= Task details =
With pictures left out, please repeat word for word the lines from the one containing "Read all visible content and emit it as JSON." through the end of the records.

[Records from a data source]
--*--

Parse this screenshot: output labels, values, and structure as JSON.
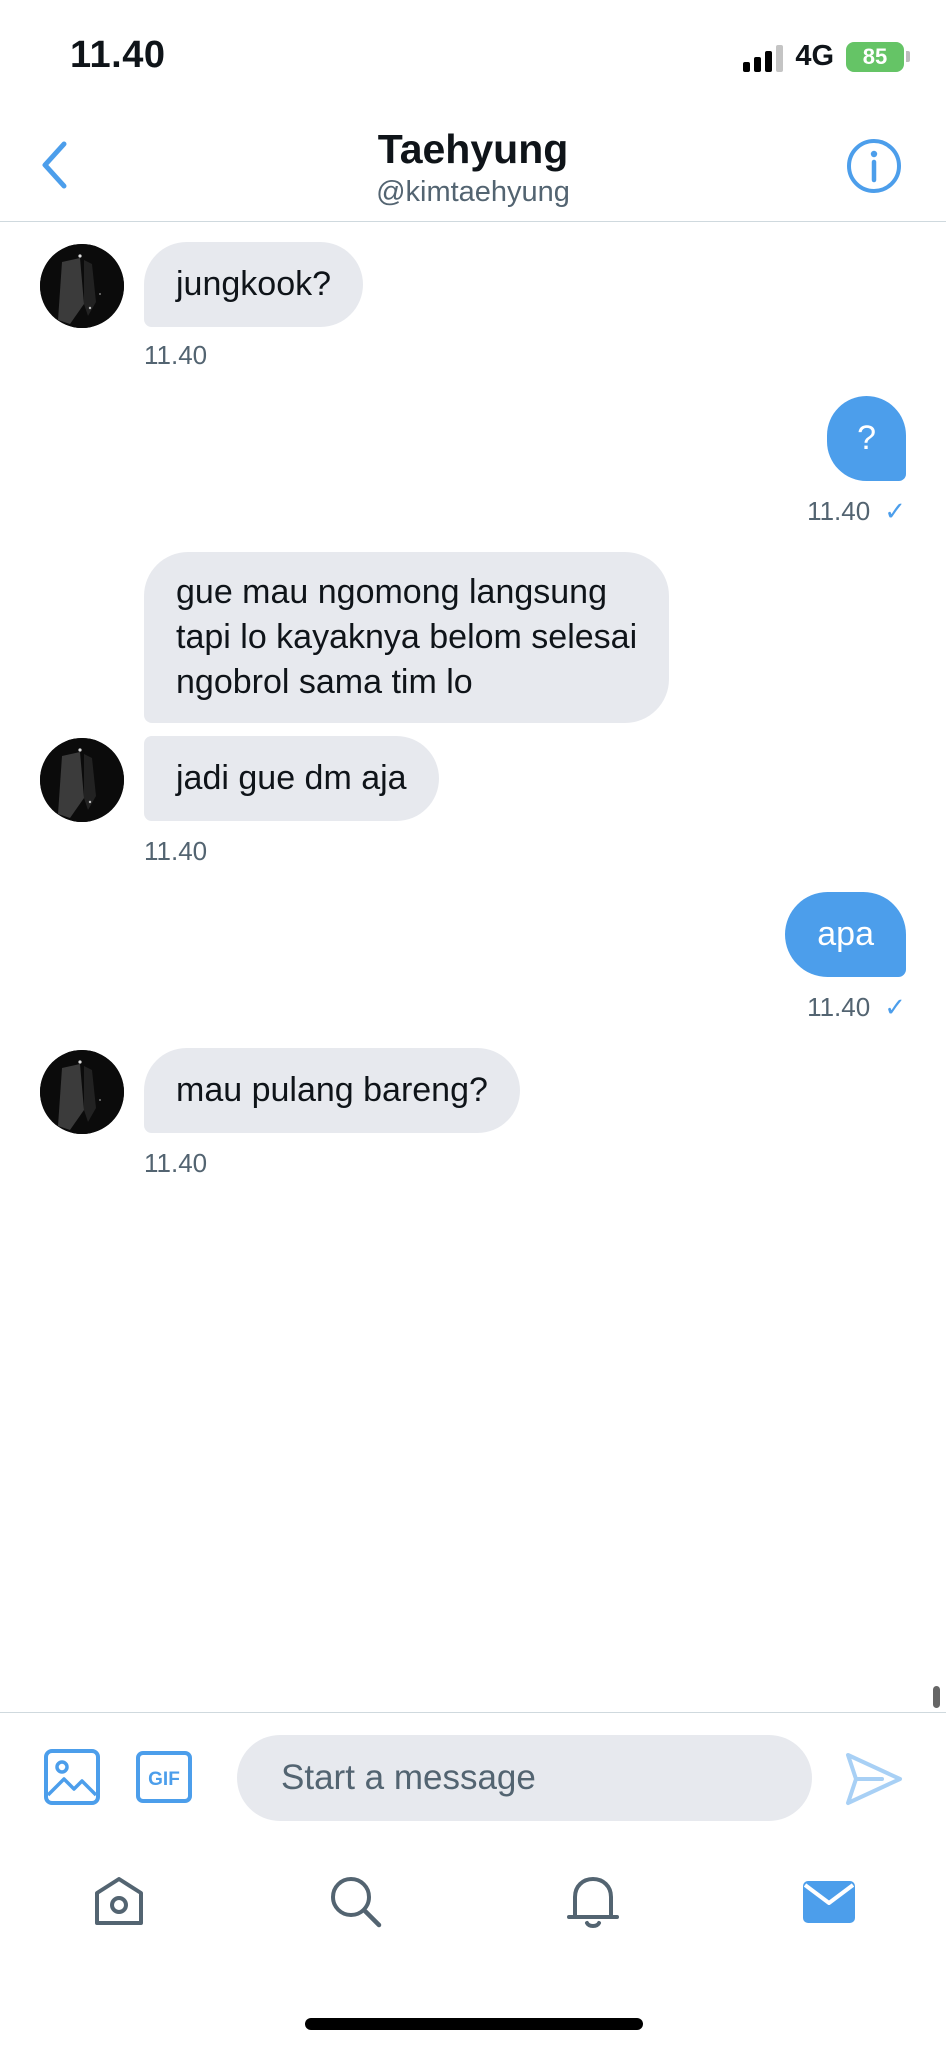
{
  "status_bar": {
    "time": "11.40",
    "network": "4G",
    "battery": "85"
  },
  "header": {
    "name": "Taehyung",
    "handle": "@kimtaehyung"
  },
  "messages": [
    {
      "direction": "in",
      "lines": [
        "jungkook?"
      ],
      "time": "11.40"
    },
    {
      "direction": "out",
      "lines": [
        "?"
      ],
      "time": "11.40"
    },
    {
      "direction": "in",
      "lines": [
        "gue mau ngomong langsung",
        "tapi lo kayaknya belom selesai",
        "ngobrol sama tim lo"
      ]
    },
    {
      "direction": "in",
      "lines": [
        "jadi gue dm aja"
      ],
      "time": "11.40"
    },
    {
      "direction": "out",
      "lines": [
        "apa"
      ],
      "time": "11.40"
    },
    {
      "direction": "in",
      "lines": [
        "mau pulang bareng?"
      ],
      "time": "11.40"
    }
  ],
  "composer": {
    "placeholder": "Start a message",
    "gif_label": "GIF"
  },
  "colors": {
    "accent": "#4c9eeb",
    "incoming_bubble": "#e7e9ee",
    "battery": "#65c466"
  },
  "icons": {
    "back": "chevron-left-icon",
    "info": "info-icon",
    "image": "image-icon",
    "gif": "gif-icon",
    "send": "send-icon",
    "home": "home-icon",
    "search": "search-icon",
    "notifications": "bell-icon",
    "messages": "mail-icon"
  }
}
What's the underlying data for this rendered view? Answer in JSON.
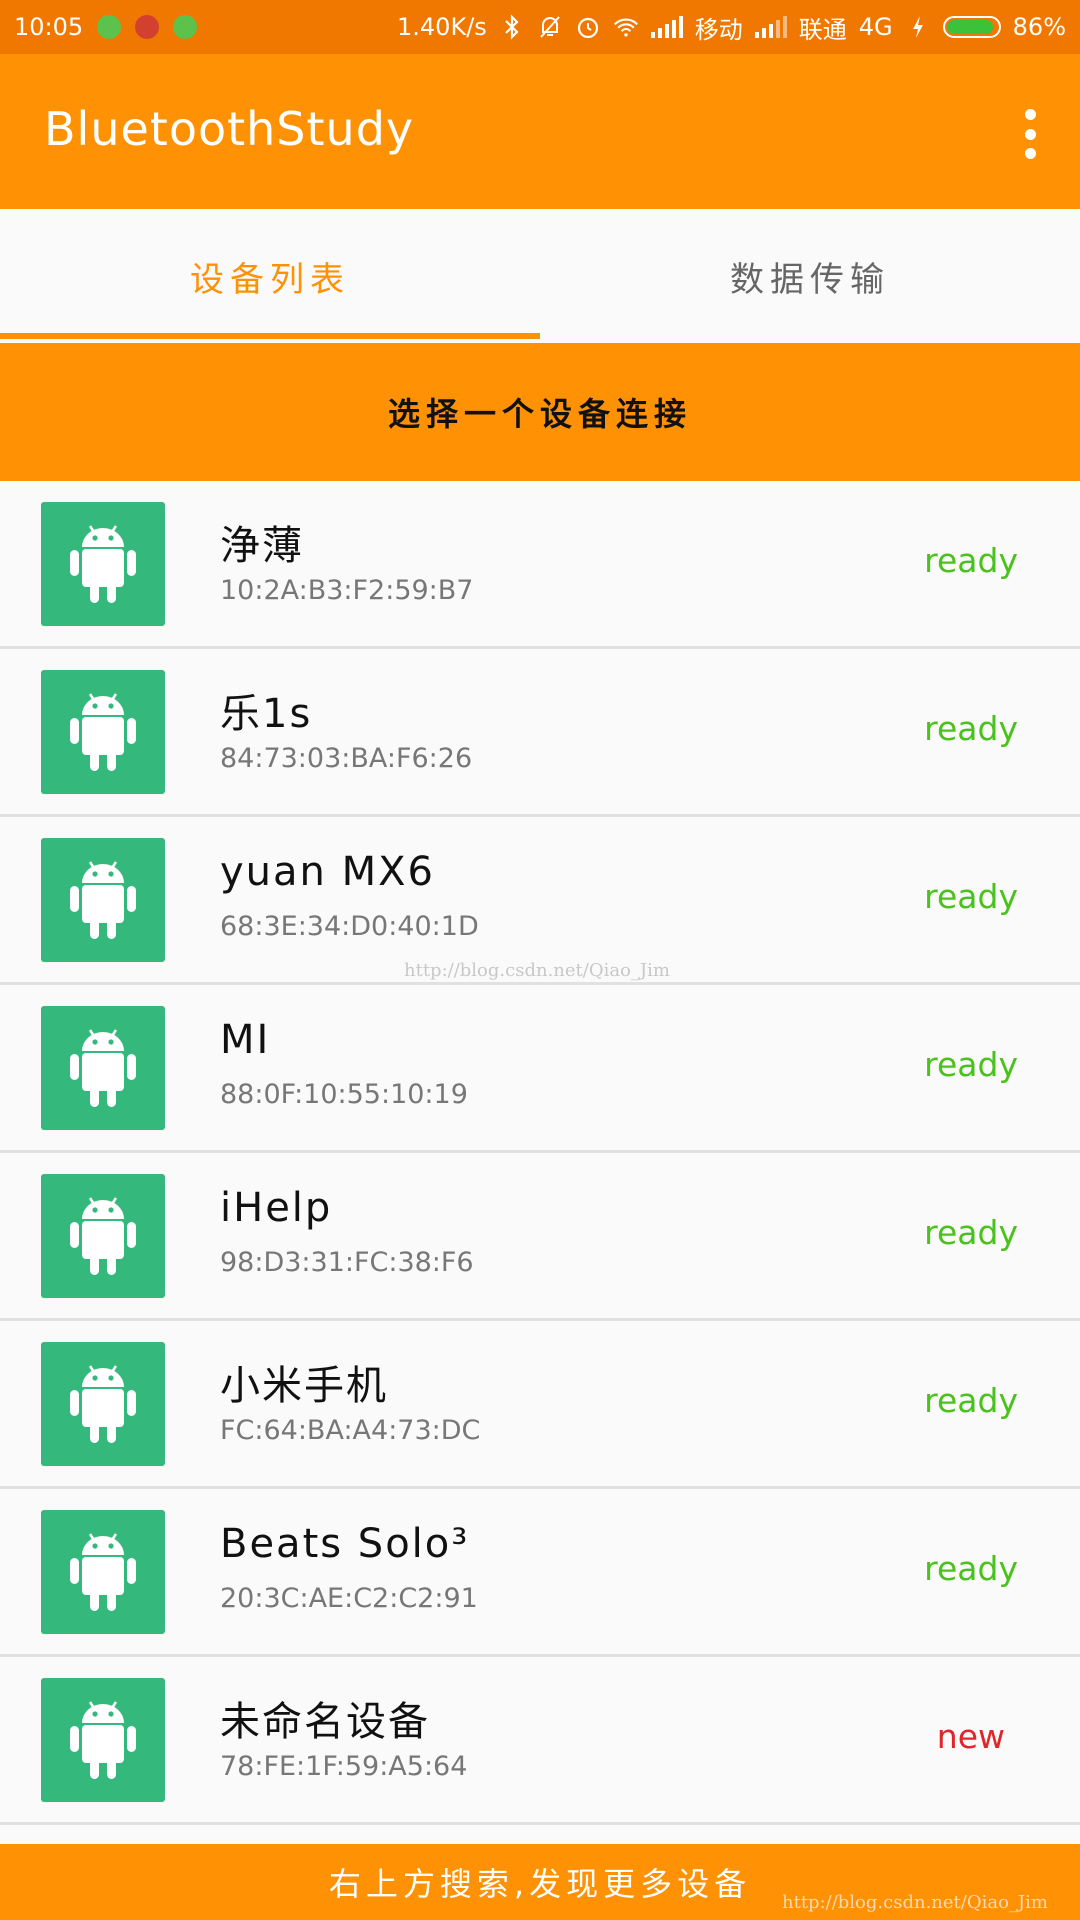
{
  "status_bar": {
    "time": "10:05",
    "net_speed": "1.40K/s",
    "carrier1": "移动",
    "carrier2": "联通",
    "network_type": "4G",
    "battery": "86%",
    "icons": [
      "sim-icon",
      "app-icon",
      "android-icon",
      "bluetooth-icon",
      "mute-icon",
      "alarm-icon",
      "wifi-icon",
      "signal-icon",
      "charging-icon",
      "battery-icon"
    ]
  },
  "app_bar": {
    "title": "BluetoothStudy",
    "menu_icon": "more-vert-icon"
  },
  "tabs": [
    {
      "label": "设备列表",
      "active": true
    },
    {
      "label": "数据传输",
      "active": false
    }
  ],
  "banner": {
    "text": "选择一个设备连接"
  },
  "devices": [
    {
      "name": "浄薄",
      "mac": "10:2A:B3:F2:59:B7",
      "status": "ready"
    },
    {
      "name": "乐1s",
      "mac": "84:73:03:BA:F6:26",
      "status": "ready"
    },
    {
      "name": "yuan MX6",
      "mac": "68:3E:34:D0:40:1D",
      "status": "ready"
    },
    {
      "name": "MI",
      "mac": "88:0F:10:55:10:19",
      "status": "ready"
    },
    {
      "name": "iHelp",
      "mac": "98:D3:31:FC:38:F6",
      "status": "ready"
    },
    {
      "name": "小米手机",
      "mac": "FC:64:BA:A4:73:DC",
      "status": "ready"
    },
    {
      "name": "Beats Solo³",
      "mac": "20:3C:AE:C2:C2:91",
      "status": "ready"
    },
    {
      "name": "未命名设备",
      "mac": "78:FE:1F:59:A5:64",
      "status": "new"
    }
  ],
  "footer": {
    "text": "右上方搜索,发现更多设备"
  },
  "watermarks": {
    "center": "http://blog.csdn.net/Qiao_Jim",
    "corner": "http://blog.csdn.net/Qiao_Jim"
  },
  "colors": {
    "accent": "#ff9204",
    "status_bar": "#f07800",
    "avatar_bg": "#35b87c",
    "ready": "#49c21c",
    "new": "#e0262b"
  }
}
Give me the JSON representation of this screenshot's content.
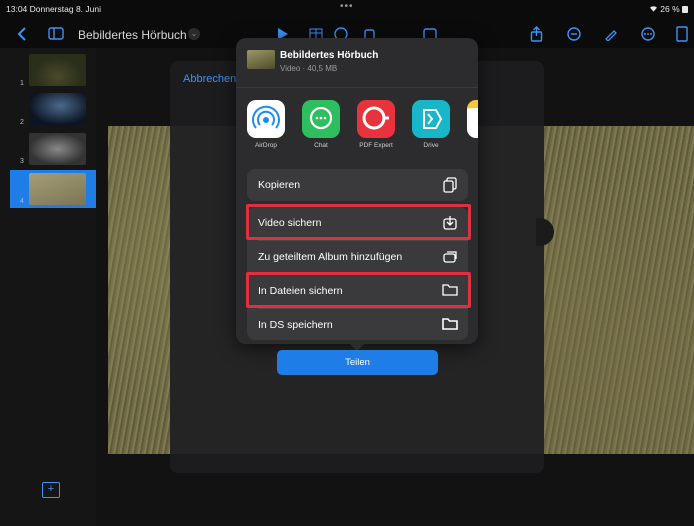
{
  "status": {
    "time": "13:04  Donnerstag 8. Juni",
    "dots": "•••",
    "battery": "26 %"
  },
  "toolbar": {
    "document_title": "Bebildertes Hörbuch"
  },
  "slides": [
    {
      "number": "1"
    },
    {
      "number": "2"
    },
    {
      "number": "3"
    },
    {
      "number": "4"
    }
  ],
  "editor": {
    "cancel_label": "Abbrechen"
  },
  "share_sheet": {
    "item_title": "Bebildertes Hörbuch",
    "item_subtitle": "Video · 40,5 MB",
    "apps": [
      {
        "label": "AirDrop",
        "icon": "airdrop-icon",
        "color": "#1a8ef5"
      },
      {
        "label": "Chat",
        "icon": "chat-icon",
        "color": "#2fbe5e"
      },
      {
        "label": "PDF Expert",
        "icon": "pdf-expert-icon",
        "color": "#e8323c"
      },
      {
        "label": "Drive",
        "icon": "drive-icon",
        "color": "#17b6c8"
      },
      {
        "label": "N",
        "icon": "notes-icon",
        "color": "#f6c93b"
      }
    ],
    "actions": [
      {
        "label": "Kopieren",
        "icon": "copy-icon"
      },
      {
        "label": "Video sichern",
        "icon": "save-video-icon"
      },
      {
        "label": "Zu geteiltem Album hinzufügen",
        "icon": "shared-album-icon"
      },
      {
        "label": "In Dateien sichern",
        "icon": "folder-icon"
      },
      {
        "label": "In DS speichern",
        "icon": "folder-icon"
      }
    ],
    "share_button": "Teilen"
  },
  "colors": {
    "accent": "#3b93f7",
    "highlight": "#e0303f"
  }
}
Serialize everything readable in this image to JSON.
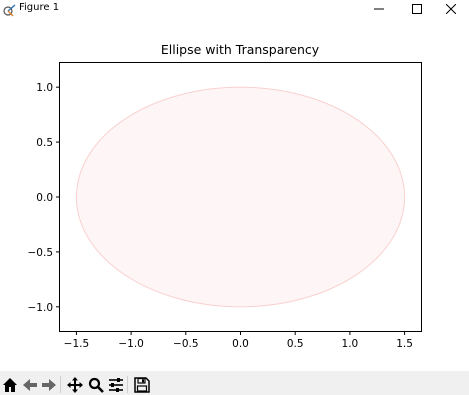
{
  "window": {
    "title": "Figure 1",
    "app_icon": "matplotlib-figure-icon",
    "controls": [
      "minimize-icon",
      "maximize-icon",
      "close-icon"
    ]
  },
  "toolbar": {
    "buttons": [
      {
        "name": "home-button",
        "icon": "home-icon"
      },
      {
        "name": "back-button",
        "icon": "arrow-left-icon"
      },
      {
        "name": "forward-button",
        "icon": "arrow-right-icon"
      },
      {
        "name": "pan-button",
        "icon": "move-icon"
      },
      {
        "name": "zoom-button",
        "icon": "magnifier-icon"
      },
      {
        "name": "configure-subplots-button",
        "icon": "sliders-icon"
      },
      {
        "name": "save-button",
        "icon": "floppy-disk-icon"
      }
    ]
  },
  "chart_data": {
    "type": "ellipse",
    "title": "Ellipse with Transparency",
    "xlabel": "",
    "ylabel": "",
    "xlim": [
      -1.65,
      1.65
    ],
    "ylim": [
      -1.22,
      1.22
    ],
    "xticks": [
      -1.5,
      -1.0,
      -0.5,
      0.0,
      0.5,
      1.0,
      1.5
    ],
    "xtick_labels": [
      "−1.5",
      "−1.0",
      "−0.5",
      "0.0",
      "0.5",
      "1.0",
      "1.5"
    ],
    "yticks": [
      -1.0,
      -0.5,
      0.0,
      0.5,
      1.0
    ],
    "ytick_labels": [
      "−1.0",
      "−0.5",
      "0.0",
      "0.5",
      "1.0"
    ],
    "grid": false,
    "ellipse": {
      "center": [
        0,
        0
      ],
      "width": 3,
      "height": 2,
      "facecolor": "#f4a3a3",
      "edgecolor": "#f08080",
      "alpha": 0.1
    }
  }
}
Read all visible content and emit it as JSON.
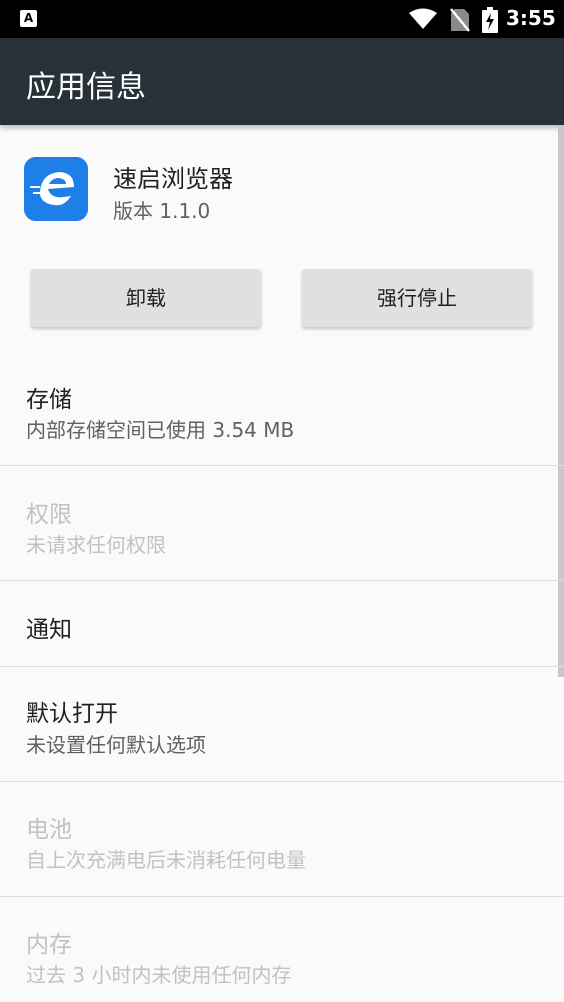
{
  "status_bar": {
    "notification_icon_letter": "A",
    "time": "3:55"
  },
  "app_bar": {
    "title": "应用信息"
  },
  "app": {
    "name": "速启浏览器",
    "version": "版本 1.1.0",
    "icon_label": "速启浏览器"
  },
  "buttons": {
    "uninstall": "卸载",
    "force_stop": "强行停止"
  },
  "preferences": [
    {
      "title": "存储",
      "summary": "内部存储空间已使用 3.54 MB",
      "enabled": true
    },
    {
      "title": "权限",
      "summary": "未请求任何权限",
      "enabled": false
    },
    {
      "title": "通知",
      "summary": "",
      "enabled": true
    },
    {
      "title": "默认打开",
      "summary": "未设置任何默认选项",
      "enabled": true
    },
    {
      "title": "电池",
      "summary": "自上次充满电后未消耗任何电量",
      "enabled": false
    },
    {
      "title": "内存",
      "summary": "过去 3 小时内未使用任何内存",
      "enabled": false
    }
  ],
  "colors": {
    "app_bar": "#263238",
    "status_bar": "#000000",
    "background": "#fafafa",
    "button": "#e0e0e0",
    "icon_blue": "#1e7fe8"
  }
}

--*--

= Exercise answer =
Read all visible content and emit it as JSON.
{
  "status_bar": {
    "notification_icon_letter": "A",
    "time": "3:55"
  },
  "app_bar": {
    "title": "应用信息"
  },
  "app": {
    "name": "速启浏览器",
    "version": "版本 1.1.0",
    "icon_label": "速启浏览器"
  },
  "buttons": {
    "uninstall": "卸载",
    "force_stop": "强行停止"
  },
  "preferences": [
    {
      "title": "存储",
      "summary": "内部存储空间已使用 3.54 MB",
      "enabled": true
    },
    {
      "title": "权限",
      "summary": "未请求任何权限",
      "enabled": false
    },
    {
      "title": "通知",
      "summary": "",
      "enabled": true
    },
    {
      "title": "默认打开",
      "summary": "未设置任何默认选项",
      "enabled": true
    },
    {
      "title": "电池",
      "summary": "自上次充满电后未消耗任何电量",
      "enabled": false
    },
    {
      "title": "内存",
      "summary": "过去 3 小时内未使用任何内存",
      "enabled": false
    }
  ],
  "colors": {
    "app_bar": "#263238",
    "status_bar": "#000000",
    "background": "#fafafa",
    "button": "#e0e0e0",
    "icon_blue": "#1e7fe8"
  }
}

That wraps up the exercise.